--- START ---

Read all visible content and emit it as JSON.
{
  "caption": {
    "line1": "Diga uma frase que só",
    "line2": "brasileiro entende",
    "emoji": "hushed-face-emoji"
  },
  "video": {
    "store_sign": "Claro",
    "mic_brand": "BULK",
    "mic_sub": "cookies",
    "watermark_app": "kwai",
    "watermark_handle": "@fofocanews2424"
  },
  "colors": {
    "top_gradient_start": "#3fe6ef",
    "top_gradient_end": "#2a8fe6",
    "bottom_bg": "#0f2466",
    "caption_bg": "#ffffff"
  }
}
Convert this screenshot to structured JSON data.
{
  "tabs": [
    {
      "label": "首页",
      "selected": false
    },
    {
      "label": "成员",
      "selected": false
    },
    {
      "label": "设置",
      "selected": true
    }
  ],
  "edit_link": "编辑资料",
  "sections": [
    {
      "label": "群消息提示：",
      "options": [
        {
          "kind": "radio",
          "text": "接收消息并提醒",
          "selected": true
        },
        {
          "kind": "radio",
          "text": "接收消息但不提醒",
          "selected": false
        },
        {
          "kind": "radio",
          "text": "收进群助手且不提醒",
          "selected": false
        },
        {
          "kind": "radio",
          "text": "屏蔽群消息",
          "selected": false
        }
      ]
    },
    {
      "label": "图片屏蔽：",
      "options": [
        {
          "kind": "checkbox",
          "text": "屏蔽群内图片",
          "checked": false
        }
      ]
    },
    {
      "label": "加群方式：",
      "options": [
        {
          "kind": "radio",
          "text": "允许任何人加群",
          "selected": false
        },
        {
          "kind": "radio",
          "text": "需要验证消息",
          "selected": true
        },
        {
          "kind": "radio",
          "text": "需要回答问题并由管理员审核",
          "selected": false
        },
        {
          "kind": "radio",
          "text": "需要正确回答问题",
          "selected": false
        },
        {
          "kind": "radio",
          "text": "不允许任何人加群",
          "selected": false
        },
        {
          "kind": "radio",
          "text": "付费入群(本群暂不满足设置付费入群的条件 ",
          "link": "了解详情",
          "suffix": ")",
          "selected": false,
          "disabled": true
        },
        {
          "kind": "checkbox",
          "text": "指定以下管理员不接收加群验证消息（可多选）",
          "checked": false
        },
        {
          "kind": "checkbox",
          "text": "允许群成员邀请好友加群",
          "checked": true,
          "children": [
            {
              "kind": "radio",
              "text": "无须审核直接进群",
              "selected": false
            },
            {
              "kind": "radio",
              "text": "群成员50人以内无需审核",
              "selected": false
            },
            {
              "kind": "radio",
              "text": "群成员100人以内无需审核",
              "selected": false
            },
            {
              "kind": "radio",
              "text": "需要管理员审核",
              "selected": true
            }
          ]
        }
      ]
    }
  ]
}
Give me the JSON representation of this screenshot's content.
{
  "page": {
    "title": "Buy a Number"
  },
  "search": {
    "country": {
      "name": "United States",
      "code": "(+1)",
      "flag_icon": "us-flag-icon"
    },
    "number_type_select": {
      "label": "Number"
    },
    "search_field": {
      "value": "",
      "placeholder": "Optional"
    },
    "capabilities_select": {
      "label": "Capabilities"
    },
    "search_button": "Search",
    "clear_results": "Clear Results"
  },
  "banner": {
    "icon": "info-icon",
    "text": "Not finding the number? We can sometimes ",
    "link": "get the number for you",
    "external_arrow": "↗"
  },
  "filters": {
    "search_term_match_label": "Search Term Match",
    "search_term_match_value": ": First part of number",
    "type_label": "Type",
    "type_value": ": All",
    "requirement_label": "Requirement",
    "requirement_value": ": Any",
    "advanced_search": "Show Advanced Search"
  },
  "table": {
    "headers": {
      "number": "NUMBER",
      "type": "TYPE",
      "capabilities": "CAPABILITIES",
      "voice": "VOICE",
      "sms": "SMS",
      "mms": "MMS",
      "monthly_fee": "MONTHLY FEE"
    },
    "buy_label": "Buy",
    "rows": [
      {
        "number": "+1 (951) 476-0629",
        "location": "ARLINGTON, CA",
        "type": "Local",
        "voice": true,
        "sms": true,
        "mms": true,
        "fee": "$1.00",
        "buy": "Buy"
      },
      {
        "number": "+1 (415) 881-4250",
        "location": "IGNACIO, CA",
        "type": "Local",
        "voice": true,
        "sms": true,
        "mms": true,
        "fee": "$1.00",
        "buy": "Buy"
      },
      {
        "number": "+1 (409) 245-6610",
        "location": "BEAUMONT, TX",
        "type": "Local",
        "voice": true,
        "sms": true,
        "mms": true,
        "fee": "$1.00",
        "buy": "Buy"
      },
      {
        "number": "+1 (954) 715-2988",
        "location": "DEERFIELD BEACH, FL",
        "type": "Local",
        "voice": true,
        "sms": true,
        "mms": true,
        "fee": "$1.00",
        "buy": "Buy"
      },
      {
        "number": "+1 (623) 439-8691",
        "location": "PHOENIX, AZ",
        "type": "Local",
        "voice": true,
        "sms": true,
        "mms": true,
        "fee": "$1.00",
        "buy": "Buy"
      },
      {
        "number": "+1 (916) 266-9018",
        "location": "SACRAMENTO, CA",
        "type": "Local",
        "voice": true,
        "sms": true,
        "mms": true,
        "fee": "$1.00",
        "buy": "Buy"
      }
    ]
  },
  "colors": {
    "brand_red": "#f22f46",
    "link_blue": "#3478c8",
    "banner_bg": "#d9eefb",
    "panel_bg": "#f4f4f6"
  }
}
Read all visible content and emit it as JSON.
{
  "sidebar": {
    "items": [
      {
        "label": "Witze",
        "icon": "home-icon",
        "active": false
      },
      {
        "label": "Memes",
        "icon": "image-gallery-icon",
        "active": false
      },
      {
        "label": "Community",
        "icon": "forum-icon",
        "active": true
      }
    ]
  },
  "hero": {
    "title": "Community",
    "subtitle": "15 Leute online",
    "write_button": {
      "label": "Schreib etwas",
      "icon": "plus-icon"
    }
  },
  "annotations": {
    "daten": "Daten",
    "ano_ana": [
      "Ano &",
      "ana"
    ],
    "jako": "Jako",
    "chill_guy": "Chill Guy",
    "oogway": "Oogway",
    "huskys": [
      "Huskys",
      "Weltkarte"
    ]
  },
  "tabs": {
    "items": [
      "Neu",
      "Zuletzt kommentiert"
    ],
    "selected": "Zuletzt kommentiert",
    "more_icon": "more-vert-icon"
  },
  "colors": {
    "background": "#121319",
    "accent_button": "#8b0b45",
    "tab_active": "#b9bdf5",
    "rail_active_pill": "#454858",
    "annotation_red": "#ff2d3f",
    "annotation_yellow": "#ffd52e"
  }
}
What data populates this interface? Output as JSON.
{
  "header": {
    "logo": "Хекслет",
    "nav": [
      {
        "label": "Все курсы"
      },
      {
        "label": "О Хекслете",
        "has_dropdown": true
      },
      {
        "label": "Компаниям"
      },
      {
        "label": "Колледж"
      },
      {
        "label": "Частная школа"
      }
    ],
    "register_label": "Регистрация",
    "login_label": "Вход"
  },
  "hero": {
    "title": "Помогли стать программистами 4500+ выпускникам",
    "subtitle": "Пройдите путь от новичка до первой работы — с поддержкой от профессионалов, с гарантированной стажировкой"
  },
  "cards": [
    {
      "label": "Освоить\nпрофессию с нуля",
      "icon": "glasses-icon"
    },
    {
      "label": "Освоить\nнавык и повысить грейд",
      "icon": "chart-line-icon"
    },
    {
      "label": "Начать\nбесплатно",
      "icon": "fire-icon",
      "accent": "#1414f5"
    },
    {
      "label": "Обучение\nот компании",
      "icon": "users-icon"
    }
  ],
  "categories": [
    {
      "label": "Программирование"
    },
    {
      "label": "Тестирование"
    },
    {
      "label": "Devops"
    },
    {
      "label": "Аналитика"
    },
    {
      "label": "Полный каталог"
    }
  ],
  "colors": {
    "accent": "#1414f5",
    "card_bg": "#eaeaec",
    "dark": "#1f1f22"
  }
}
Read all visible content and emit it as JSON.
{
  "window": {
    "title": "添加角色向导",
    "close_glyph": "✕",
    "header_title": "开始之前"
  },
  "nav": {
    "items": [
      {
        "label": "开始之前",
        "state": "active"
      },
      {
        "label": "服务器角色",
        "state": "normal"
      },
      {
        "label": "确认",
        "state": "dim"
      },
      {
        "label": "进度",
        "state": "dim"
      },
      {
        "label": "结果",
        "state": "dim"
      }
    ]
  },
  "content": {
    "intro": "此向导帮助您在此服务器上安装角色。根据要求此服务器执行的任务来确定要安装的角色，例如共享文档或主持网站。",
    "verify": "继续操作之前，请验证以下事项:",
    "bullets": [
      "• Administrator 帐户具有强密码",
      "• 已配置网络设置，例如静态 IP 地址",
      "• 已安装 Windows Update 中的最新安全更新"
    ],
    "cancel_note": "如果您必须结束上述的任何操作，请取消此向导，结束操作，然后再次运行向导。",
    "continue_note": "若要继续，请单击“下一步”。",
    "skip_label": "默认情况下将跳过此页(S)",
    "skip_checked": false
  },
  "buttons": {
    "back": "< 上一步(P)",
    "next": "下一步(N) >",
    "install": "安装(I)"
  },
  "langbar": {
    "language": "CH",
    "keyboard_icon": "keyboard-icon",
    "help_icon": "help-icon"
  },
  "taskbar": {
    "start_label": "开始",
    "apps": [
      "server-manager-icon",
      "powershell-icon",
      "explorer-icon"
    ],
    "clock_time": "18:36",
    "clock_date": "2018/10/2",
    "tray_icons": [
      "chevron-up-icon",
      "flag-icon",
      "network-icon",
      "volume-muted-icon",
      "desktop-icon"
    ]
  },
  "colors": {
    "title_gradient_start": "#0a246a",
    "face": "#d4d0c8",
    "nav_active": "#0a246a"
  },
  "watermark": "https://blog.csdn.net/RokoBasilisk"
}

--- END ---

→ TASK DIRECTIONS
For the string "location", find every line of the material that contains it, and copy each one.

→ ANSWER SPACE
        "location": "ARLINGTON, CA",
        "location": "IGNACIO, CA",
        "location": "BEAUMONT, TX",
        "location": "DEERFIELD BEACH, FL",
        "location": "PHOENIX, AZ",
        "location": "SACRAMENTO, CA",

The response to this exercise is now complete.